What the task requires:
Reproduce all entries below verbatim. Skip the pictures.
[Start of section]
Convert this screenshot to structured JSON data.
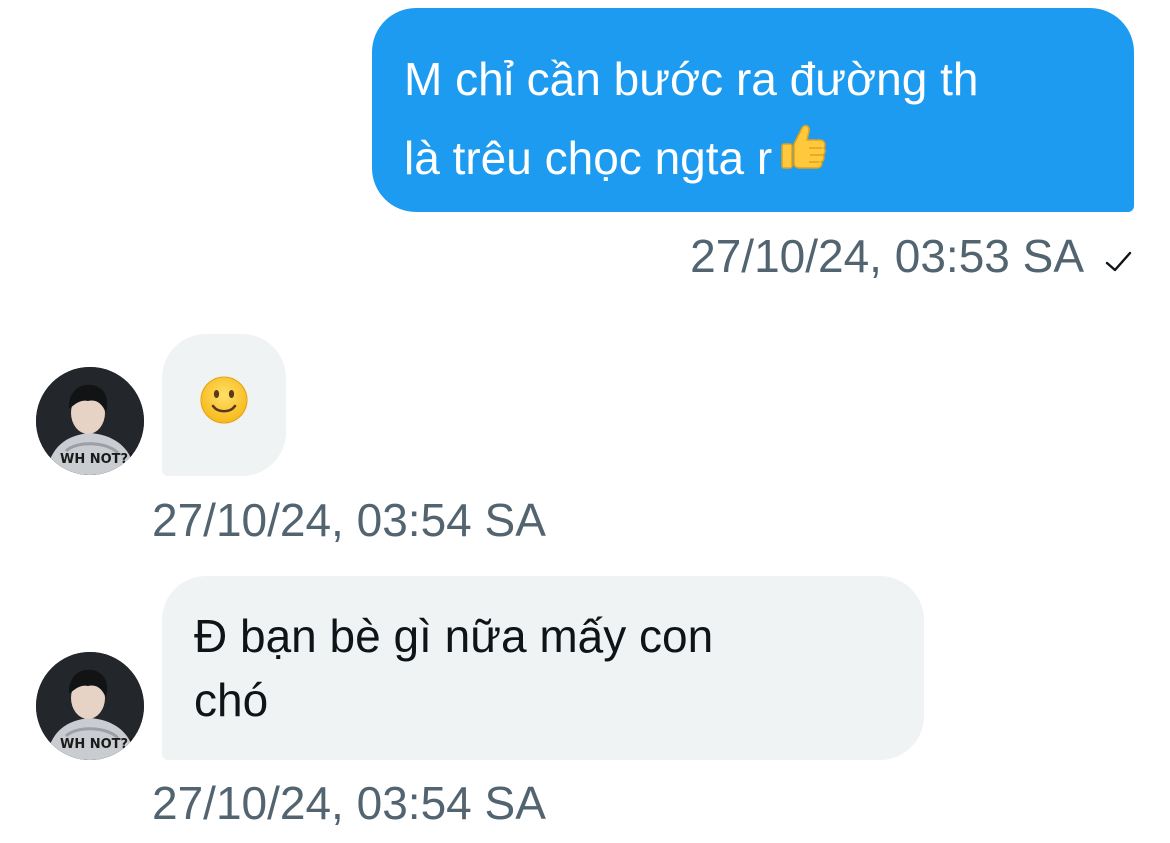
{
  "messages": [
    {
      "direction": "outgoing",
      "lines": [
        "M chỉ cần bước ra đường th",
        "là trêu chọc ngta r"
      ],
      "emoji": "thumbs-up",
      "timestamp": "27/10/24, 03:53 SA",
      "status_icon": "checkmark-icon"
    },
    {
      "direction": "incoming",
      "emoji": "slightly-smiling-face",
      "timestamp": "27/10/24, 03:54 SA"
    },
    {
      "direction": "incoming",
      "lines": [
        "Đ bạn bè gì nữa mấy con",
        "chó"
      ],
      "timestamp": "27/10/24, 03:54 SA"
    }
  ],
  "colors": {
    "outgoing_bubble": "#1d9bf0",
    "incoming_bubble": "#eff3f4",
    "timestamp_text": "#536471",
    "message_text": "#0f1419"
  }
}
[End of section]
Response to this exercise:
Convert this screenshot to structured JSON data.
{
  "messages": [
    {
      "direction": "outgoing",
      "lines": [
        "M chỉ cần bước ra đường th",
        "là trêu chọc ngta r"
      ],
      "emoji": "thumbs-up",
      "timestamp": "27/10/24, 03:53 SA",
      "status_icon": "checkmark-icon"
    },
    {
      "direction": "incoming",
      "emoji": "slightly-smiling-face",
      "timestamp": "27/10/24, 03:54 SA"
    },
    {
      "direction": "incoming",
      "lines": [
        "Đ bạn bè gì nữa mấy con",
        "chó"
      ],
      "timestamp": "27/10/24, 03:54 SA"
    }
  ],
  "colors": {
    "outgoing_bubble": "#1d9bf0",
    "incoming_bubble": "#eff3f4",
    "timestamp_text": "#536471",
    "message_text": "#0f1419"
  }
}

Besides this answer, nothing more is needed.